Research into the effects of long-term cannabis use on the structure of the brain has yielded inconsistent results. It may be that the effects are too subtle for reliable detection by current techniques. A similar challenge arises in studies of the effects of chronic marijuana use on brain function. Brain imaging studies in chronic users tend to show some consistent alterations, but their connection to impaired cognitive functioning is far from clear. This uncertainty may stem from confounding factors such as other drug use, residual drug effects, or withdrawal symptoms in long-term chronic users.
Long-term marijuana abuse can lead to addiction; that is, compulsive drug seeking and abuse despite the known harmful effects upon functioning in the context of family, school, work, and recreational activities. Estimates from research suggest that about 9 percent of users become addicted to marijuana; this number increases among those who start young (to about 17 percent) and among daily users (25-50 percent).
Long-term marijuana abusers trying to quit report withdrawal symptoms including: irritability, sleeplessness, decreased appetite, anxiety, and drug craving, all of which can make it difficult to remain abstinent. These symptoms begin within about 1 day following abstinence, peak at 2-3 days, and subside within 1 or 2 weeks following drug cessation.
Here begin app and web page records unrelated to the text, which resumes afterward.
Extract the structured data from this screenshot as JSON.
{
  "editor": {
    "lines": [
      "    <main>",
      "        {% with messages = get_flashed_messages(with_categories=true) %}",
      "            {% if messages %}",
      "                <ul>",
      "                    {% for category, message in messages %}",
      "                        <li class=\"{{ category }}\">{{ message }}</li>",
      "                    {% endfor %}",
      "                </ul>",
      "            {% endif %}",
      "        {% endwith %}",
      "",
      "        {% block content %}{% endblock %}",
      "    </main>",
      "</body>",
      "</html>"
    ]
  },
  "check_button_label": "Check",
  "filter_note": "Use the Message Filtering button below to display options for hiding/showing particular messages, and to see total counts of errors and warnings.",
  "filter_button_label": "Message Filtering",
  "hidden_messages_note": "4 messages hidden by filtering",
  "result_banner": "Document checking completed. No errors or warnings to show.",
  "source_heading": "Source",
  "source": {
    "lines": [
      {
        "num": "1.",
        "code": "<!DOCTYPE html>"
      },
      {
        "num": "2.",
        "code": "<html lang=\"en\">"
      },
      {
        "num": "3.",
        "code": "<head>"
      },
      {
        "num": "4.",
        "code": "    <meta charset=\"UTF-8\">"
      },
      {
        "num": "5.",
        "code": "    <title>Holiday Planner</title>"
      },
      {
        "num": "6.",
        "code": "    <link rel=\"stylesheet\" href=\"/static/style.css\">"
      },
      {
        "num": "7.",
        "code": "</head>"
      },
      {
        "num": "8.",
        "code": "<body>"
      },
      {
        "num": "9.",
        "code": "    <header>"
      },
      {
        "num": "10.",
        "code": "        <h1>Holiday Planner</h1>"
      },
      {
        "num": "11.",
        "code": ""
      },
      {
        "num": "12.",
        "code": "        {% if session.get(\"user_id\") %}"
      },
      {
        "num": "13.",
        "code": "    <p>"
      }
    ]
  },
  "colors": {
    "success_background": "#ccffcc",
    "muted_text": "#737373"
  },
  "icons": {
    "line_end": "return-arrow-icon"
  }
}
Marijuana and Mental Health
A number of studies have shown an association between chronic marijuana use and increased rates of anxiety, depression, and schizophrenia. Some of these studies have shown age at first use to be an important risk factor, where early use is a marker of increased vulnerability to later problems. However, at this time, it is not clear whether marijuana use causes mental problems, exacerbates them, or reflects an attempt to self-medicate symptoms already in existence.
Chronic marijuana use, especially in a very young person, may also be a marker of risk for mental illnesses – including addiction – stemming from genetic or environmental vulnerabilities, such as early exposure to stress or violence. Currently, the strongest evidence links marijuana use and schizophrenia and/or related disorders. High doses of marijuana can produce an acute psychotic reaction; in addition, use of the drug may trigger the onset or relapse of schizophrenia in vulnerable individuals.
About a year ago, I was watching the local news when they announced that a fellow I graduated high school with, had escaped from custody, after trying to commit suicide, because the authorities were about to commit him to the looney bin for long-term treatment.
Even back in ’76, this guy had hung out outside the school building in what was affectionately called “the smoke hall”. And, of course, it was well known that he liked to smoke pot.
Even as I type this, I hear thousands of potheads, young and old (picture Tommy Chong), yelling at their monitors, and, among the words I can repeat, are words describing me as a clueless out-of-touch Bible-thumping old man, who doesn’t know what the He@@ he is talking about.
They’re screaming that pot is harmless, non-addictive, and safer than alcohol.
And, they also probably voted for Ron Paul.
…so, their judgement is questionable.
What matters to me, is the fact that no man is an island. No man stands alone. (Hey. That could be a nifty song title. But…I digress.)
And, people struck and killed by a stoned driver, are just as dead as those killed by a drunk driver.
So, stop eating your Cheetos, slackers, and listen tight: Your actions affect others. You are responsible to others. You are not alone in this world.
So, get up out of your bean bag, turn off the TV, move out of Mom’s Basement, and get a job.
Useless, clueless, and stoned is no way to go through life, son.
…Unless, of course, you’re the president.
Until He Comes,